Write down nothing except how many lines in the entries contain "data".

--- Input material Enclosed Below ---

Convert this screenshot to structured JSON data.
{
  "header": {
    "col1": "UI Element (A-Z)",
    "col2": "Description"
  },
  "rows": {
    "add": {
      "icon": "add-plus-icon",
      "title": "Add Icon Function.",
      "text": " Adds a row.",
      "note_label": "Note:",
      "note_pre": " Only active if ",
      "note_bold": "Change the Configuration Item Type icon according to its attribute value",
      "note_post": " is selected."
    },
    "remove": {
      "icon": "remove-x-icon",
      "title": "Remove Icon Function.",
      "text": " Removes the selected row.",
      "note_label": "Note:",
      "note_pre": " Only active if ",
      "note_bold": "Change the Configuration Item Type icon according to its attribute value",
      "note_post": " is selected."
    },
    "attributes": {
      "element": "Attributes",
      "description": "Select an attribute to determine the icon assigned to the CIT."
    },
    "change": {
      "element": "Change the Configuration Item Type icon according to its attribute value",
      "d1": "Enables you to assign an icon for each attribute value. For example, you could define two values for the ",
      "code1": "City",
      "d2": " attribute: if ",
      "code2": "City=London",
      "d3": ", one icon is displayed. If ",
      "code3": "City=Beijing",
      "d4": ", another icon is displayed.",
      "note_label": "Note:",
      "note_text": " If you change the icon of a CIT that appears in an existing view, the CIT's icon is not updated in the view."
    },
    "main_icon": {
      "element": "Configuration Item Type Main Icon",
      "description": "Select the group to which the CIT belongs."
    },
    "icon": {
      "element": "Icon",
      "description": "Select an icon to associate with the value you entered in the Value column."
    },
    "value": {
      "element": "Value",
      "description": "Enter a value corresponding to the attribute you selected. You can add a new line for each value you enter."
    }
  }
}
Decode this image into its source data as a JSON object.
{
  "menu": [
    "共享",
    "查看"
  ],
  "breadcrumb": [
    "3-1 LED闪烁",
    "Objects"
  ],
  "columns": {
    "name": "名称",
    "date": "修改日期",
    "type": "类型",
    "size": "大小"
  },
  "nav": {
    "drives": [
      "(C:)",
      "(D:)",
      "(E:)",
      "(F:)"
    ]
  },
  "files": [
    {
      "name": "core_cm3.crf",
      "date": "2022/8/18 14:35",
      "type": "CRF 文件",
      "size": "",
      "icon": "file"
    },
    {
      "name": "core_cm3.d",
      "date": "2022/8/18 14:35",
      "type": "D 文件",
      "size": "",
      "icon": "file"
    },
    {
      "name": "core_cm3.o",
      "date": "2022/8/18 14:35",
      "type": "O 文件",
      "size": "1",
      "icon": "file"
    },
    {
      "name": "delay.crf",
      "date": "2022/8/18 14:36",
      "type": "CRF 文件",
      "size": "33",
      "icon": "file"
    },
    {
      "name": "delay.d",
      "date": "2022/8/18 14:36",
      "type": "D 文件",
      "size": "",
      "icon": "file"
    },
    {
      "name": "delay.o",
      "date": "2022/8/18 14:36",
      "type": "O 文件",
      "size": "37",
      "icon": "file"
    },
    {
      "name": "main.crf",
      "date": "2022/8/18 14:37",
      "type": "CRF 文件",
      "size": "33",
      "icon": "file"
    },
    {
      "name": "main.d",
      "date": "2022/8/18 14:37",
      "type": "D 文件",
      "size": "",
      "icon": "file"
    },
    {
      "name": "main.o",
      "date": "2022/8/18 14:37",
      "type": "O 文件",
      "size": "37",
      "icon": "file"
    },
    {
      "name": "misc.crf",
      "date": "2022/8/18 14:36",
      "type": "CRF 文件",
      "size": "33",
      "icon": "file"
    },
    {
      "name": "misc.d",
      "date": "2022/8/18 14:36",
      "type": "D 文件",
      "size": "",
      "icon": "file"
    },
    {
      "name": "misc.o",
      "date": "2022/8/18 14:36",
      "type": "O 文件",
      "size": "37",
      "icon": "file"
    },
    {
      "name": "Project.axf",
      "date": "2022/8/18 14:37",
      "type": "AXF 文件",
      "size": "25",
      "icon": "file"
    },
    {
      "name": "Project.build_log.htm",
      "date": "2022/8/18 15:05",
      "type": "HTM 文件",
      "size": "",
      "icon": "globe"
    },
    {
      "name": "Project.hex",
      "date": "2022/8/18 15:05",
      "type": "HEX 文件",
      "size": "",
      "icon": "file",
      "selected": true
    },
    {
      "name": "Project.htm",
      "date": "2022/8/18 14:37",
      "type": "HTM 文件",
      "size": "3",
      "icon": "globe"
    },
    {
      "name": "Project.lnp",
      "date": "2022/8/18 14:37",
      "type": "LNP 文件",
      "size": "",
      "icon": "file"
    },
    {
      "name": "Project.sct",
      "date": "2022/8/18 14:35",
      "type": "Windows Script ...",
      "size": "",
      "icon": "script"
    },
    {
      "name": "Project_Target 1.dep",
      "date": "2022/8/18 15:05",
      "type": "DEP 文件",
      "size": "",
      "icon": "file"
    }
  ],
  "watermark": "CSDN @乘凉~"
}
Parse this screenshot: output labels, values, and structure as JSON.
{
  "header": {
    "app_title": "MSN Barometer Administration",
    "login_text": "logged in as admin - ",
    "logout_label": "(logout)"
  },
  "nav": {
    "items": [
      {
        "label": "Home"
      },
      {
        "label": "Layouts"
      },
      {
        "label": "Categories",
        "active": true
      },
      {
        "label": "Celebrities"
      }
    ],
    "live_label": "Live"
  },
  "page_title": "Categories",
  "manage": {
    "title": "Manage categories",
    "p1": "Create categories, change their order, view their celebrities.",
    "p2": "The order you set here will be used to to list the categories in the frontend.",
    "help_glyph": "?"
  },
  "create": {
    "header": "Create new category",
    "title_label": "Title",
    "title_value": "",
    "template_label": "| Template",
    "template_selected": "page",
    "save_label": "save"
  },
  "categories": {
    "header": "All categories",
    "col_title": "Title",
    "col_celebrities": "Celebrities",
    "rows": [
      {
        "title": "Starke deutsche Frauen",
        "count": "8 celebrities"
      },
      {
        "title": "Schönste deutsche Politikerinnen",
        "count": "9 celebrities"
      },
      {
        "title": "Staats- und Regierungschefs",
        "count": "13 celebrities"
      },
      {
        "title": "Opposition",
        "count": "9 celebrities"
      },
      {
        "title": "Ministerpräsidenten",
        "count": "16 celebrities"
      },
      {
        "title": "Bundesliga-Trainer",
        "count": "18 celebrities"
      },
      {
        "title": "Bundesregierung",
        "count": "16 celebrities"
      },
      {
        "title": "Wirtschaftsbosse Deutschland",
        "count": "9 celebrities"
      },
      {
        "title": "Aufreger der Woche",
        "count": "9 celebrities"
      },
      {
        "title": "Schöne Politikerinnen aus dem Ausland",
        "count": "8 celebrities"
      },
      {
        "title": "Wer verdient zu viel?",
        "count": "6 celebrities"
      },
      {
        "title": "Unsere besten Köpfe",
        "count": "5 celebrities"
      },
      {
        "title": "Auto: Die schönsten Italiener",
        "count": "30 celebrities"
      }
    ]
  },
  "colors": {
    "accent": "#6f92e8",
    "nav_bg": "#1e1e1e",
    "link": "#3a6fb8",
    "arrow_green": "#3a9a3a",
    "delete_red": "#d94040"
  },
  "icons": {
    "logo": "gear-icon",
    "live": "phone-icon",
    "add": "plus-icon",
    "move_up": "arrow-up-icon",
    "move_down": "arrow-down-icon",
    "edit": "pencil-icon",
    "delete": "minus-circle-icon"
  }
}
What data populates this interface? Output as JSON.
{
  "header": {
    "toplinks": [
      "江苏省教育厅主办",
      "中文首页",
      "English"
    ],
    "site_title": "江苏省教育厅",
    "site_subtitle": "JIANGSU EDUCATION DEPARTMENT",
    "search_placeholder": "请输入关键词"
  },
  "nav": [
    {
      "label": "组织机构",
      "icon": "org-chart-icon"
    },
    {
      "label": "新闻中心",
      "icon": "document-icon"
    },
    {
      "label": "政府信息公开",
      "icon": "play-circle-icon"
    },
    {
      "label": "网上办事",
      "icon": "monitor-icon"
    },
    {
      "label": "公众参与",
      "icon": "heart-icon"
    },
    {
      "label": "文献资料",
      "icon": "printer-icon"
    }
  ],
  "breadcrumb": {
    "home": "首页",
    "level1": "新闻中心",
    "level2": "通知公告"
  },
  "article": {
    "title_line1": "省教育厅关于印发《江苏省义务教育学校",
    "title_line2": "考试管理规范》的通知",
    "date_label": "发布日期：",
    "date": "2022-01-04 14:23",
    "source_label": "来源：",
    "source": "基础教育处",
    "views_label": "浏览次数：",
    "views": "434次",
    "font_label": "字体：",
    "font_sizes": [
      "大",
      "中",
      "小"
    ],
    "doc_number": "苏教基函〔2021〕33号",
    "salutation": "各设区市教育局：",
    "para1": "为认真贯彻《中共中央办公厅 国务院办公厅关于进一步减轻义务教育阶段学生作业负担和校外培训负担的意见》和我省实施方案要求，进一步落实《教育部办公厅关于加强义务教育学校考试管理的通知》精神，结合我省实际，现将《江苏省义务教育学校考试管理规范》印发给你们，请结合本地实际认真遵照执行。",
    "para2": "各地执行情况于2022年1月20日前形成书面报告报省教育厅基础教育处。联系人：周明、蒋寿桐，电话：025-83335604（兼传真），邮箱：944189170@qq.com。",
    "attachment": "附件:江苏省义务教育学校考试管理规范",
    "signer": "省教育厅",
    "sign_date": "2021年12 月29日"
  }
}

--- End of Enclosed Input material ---

Answer to the exercise: 3